This mid-1920s Mediterranean-style home at 322 Clarke Avenue has a colorful history. Named Villa Filipponi, it was built for Count Carlo Filipponi and Countess Laurietta Ford von Stresenreuter Filipponi, the grandmother of Palm Beacher, Frank Butler (who died August 22, 2014).
While the Landmarks Preservation Commission states that the architect of the Mediterranean style home is unknown, it certainly is lovely, featuring handsome architectural details that include a clay-barrel-tile roof, stucco finishes, applied ornamentation, asymmetrical fenestration, wrought-iron balconies, decorative tiles and Corinthian columns. The home received landmark status in 2001.
And the color continues. Marilyn and Emmet Tracy bought the home in 1997 from artist Thomas McKnight and his wife, Renate.
“They lived here for a number of years before they moved to Litchfield, Conn. because he wanted a studio that would give him the room to paint large works,” Emmet Tracy says.
“They made changes to the house as did Patricia Morris and George Gillett when they lived here.”
According to the designation report, extensive work was completed in 1990 by Jeffrey Smith of the Smith Architectural Group: “Smith added a loggia and pool pavilion and a 1,200-square-foot addition to the southwest corner of the building.”
“Renate was so resistant to selling, that the only way he got her to agree was to promise her a plane. She flies down here occasionally, and comes over to see the gardens,” Emmet says, adding she established the gardens, which were designed by Victoria Barton.
“The McKnights knocked down the house next door, which gave them the space for the garden,” Emmet says.
Then the Tracys bought the home, and worked their magic on it. In 2004, they expanded a sitting room, built a pergola, expanded the guest apartment and garage and commissioned Mario Nievera to install brick curved walkways throughout the garden. Marilyn, with New York designer, Charlie Moon, decorated the interiors, and she made design changes and additions to the garden “to the point where it was named to the Smithsonian honor roll of gardens in Spring 2013,” Emmet says.
“It’s a real attraction and it’s been a very satisfying effort for my wife, to bring the transition from what it was when Renate had it.”

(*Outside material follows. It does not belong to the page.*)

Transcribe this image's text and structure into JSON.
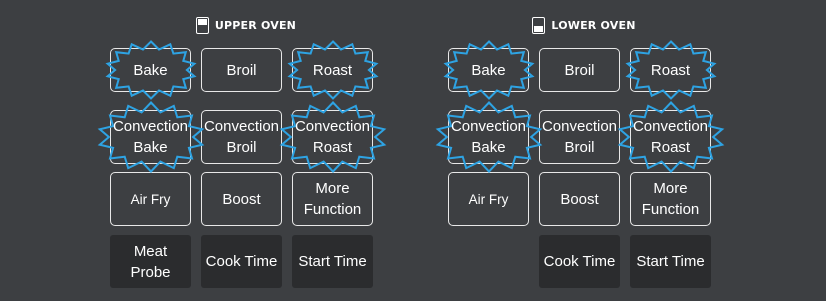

“I really love the potting shed and the orchid house,” Marilyn says. “I enjoy orchids, and the way that Mario designed the wind-y paths, there are five places that open up to the center of the garden. I think it’s a wonderful garden.”
Now though, they plan to downsize, and their seven-bedroom, seven-bath, and two-half-bath home with 7,682 square feet inside and out, is offered through Thor Brown, a realtor with Fite Shavell & Associates for $10.895 million.

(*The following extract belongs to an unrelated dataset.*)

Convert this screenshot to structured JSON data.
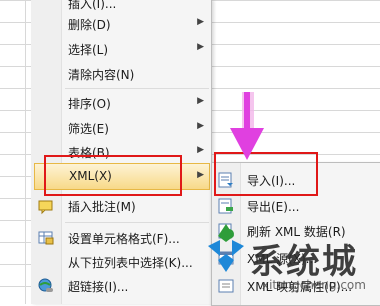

The covered entry, an addition designed by Smith, leads to the stately foyer and stair hall. To the east is the sitting room and pergola that the Tracys expanded. Features in the sitting room include windows and French doors with fans above that offer views of the garden and a pecky-cypress ceiling with applied molding.
To the west is a two-storied living room with the first-floor hallway and second-floor arcade running along the south side. The first-floor arcade has French doors that opened to a covered loggia, and offer views of the patio and pool.
Features in the living room include a fireplace with stone mantel and slanted cypress ceiling with stenciling. West of the hallway are the dining room, butler’s pantry and island kitchen, with stainless-steel appliances, granite countertops, tile backsplash and breakfast area with banquette seating.
The dining room has an art niche, small fireplace, walls painted terra cotta, yellow ceiling, antiqued gold woodwork around the casement windows and French doors that lead to a dining patio.
The main foyer opens to a stair hall, with a stone stairway, wrought-iron balustrades and arched glass windows.
Floors throughout most of the downstairs area are Cuban tile.
Upstairs and north of the landing is a guest-bedroom suite, with French doors that lead to balconies. Two charming rooms to the south, which the Tracys use as offices, were McKnight’s office and studio. Features include high-gloss white floors, built-in stucco shelving, skylight, Juliet balcony, stairway to the rooftop, a window seat and touches of pecky cypress.
The second-floor arcade, with one wall lined in bookshelves beneath the windows, leads to the master suite, with a sitting room, bedroom, large bathroom, balconies and arbor. The bathroom has a soaking tub, walk-in shower, marble and coral key stone floor.
Off of the pool courtyard is a dining pavilion as well as garage with second-floor guest apartment.
To the east of the house are Marilyn’s spectacular gardens with specimen trees, the out-buildings she loves, as well as a little hut with a thatched roof for the grandchildren. “Some Washingtonians have grown many feet since we’ve lived here,” Marilyn says.
Note: I don’t know why, but I love this house. Some say Marion Sims Wyeth was the architect, but he is not named in the story because Landmark report states that paperwork cannot be found on this house… If Dr. Curl was still alive, he’d probably know...